*** DATA PROVIDED ***

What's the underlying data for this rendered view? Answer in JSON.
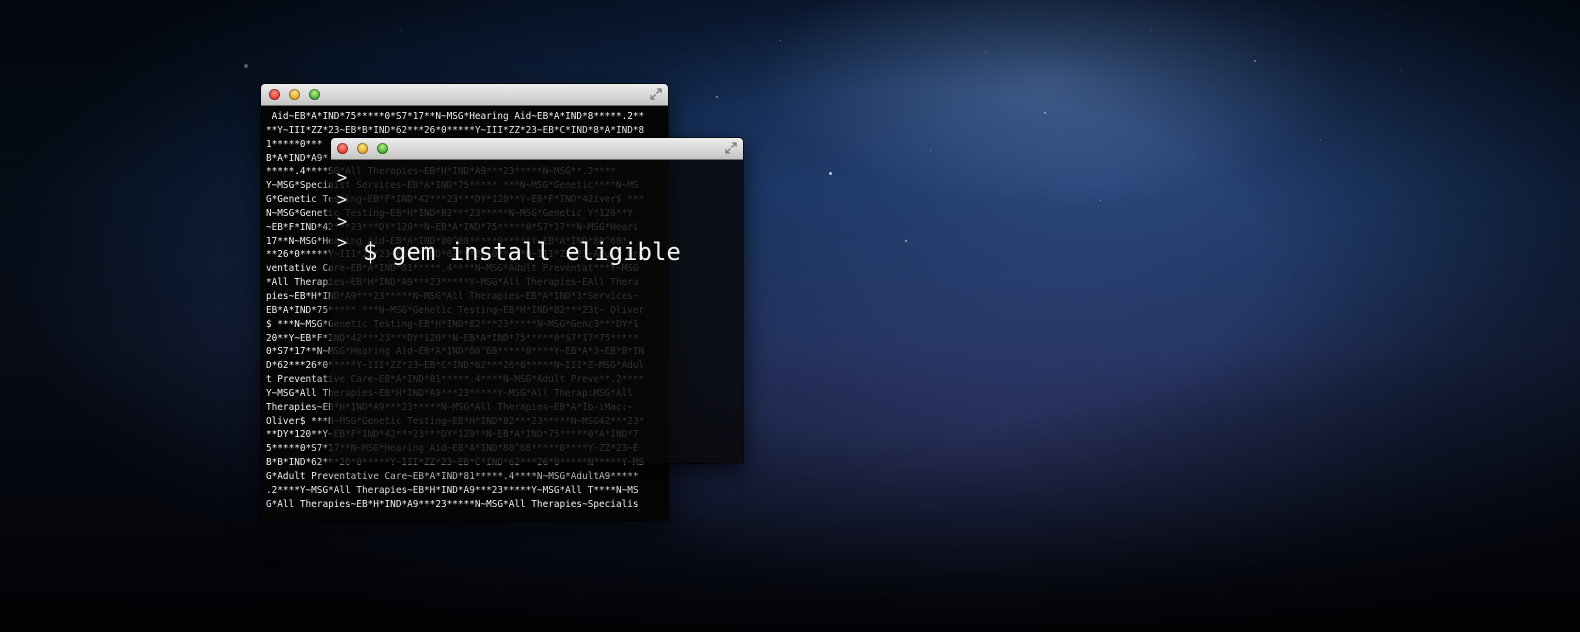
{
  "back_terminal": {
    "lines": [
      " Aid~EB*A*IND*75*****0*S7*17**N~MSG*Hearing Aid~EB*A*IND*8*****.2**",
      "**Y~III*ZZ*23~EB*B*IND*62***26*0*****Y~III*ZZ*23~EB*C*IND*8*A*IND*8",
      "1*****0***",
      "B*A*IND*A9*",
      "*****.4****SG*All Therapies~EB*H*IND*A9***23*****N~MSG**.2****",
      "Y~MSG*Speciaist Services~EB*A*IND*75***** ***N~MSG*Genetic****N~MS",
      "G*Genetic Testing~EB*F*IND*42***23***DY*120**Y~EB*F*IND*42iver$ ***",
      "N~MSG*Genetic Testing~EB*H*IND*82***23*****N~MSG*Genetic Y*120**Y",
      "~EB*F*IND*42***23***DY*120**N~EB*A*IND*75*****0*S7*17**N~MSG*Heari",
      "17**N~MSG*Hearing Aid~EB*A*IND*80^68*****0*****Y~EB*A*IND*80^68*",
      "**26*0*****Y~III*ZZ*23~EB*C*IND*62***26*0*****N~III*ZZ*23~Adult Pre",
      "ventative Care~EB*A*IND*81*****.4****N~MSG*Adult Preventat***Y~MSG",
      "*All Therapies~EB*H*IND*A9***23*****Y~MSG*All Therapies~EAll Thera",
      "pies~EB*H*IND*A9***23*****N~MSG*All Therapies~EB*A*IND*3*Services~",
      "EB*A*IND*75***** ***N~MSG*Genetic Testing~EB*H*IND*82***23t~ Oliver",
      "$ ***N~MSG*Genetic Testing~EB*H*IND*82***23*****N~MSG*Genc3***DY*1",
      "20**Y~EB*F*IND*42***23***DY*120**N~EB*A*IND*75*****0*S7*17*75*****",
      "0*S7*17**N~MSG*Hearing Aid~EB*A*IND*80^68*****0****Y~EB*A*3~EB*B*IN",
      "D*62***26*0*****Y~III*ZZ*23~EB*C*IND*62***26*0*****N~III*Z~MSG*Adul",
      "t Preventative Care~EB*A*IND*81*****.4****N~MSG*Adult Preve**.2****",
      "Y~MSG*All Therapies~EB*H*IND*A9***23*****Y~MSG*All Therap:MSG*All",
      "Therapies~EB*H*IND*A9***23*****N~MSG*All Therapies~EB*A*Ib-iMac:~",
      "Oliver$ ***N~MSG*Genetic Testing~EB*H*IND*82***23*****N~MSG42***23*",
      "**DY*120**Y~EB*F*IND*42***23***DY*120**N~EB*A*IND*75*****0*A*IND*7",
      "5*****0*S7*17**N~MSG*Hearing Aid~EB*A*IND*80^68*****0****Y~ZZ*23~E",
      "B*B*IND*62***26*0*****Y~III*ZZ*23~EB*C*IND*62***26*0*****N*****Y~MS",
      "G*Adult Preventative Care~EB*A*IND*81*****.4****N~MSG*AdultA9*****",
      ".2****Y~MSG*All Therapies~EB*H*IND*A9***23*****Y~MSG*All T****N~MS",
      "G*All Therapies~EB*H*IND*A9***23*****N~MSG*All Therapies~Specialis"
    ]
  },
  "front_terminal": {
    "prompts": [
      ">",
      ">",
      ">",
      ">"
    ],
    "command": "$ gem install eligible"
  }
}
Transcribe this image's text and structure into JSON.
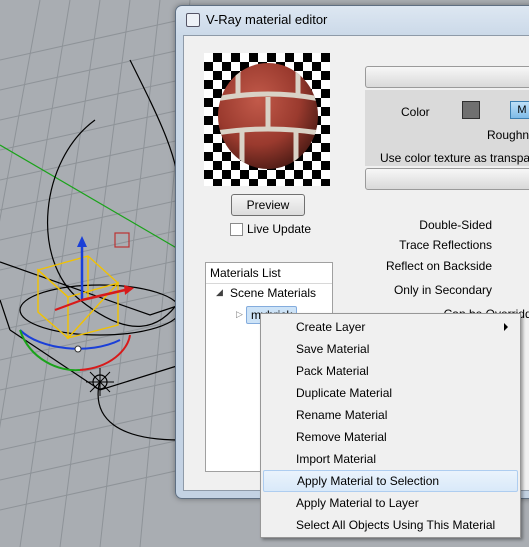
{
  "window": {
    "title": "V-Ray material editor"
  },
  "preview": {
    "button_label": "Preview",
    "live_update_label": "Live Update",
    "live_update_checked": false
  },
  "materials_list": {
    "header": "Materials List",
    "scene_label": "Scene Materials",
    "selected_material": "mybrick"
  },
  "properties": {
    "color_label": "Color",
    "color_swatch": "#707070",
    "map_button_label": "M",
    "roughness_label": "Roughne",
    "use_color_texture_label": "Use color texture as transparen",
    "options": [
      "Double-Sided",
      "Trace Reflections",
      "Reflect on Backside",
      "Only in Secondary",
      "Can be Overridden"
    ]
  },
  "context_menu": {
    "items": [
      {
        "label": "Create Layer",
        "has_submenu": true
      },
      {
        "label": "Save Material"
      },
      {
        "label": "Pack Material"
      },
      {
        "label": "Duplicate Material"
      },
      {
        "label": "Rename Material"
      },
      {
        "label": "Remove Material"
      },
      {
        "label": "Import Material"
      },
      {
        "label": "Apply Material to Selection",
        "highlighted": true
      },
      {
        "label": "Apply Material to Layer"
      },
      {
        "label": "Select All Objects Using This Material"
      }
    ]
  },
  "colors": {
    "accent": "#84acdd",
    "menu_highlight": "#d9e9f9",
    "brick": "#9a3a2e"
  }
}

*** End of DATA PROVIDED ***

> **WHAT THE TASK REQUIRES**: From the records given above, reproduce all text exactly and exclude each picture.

> **ANSWER TO THIS TASK**:
What's the underlying data for this rendered view? Answer in JSON.
{
  "back_terminal": {
    "lines": [
      " Aid~EB*A*IND*75*****0*S7*17**N~MSG*Hearing Aid~EB*A*IND*8*****.2**",
      "**Y~III*ZZ*23~EB*B*IND*62***26*0*****Y~III*ZZ*23~EB*C*IND*8*A*IND*8",
      "1*****0***",
      "B*A*IND*A9*",
      "*****.4****SG*All Therapies~EB*H*IND*A9***23*****N~MSG**.2****",
      "Y~MSG*Speciaist Services~EB*A*IND*75***** ***N~MSG*Genetic****N~MS",
      "G*Genetic Testing~EB*F*IND*42***23***DY*120**Y~EB*F*IND*42iver$ ***",
      "N~MSG*Genetic Testing~EB*H*IND*82***23*****N~MSG*Genetic Y*120**Y",
      "~EB*F*IND*42***23***DY*120**N~EB*A*IND*75*****0*S7*17**N~MSG*Heari",
      "17**N~MSG*Hearing Aid~EB*A*IND*80^68*****0*****Y~EB*A*IND*80^68*",
      "**26*0*****Y~III*ZZ*23~EB*C*IND*62***26*0*****N~III*ZZ*23~Adult Pre",
      "ventative Care~EB*A*IND*81*****.4****N~MSG*Adult Preventat***Y~MSG",
      "*All Therapies~EB*H*IND*A9***23*****Y~MSG*All Therapies~EAll Thera",
      "pies~EB*H*IND*A9***23*****N~MSG*All Therapies~EB*A*IND*3*Services~",
      "EB*A*IND*75***** ***N~MSG*Genetic Testing~EB*H*IND*82***23t~ Oliver",
      "$ ***N~MSG*Genetic Testing~EB*H*IND*82***23*****N~MSG*Genc3***DY*1",
      "20**Y~EB*F*IND*42***23***DY*120**N~EB*A*IND*75*****0*S7*17*75*****",
      "0*S7*17**N~MSG*Hearing Aid~EB*A*IND*80^68*****0****Y~EB*A*3~EB*B*IN",
      "D*62***26*0*****Y~III*ZZ*23~EB*C*IND*62***26*0*****N~III*Z~MSG*Adul",
      "t Preventative Care~EB*A*IND*81*****.4****N~MSG*Adult Preve**.2****",
      "Y~MSG*All Therapies~EB*H*IND*A9***23*****Y~MSG*All Therap:MSG*All",
      "Therapies~EB*H*IND*A9***23*****N~MSG*All Therapies~EB*A*Ib-iMac:~",
      "Oliver$ ***N~MSG*Genetic Testing~EB*H*IND*82***23*****N~MSG42***23*",
      "**DY*120**Y~EB*F*IND*42***23***DY*120**N~EB*A*IND*75*****0*A*IND*7",
      "5*****0*S7*17**N~MSG*Hearing Aid~EB*A*IND*80^68*****0****Y~ZZ*23~E",
      "B*B*IND*62***26*0*****Y~III*ZZ*23~EB*C*IND*62***26*0*****N*****Y~MS",
      "G*Adult Preventative Care~EB*A*IND*81*****.4****N~MSG*AdultA9*****",
      ".2****Y~MSG*All Therapies~EB*H*IND*A9***23*****Y~MSG*All T****N~MS",
      "G*All Therapies~EB*H*IND*A9***23*****N~MSG*All Therapies~Specialis"
    ]
  },
  "front_terminal": {
    "prompts": [
      ">",
      ">",
      ">",
      ">"
    ],
    "command": "$ gem install eligible"
  }
}
Transcribe this image's text and structure into JSON.
{
  "window": {
    "title": "V-Ray material editor"
  },
  "preview": {
    "button_label": "Preview",
    "live_update_label": "Live Update",
    "live_update_checked": false
  },
  "materials_list": {
    "header": "Materials List",
    "scene_label": "Scene Materials",
    "selected_material": "mybrick"
  },
  "properties": {
    "color_label": "Color",
    "color_swatch": "#707070",
    "map_button_label": "M",
    "roughness_label": "Roughne",
    "use_color_texture_label": "Use color texture as transparen",
    "options": [
      "Double-Sided",
      "Trace Reflections",
      "Reflect on Backside",
      "Only in Secondary",
      "Can be Overridden"
    ]
  },
  "context_menu": {
    "items": [
      {
        "label": "Create Layer",
        "has_submenu": true
      },
      {
        "label": "Save Material"
      },
      {
        "label": "Pack Material"
      },
      {
        "label": "Duplicate Material"
      },
      {
        "label": "Rename Material"
      },
      {
        "label": "Remove Material"
      },
      {
        "label": "Import Material"
      },
      {
        "label": "Apply Material to Selection",
        "highlighted": true
      },
      {
        "label": "Apply Material to Layer"
      },
      {
        "label": "Select All Objects Using This Material"
      }
    ]
  },
  "colors": {
    "accent": "#84acdd",
    "menu_highlight": "#d9e9f9",
    "brick": "#9a3a2e"
  }
}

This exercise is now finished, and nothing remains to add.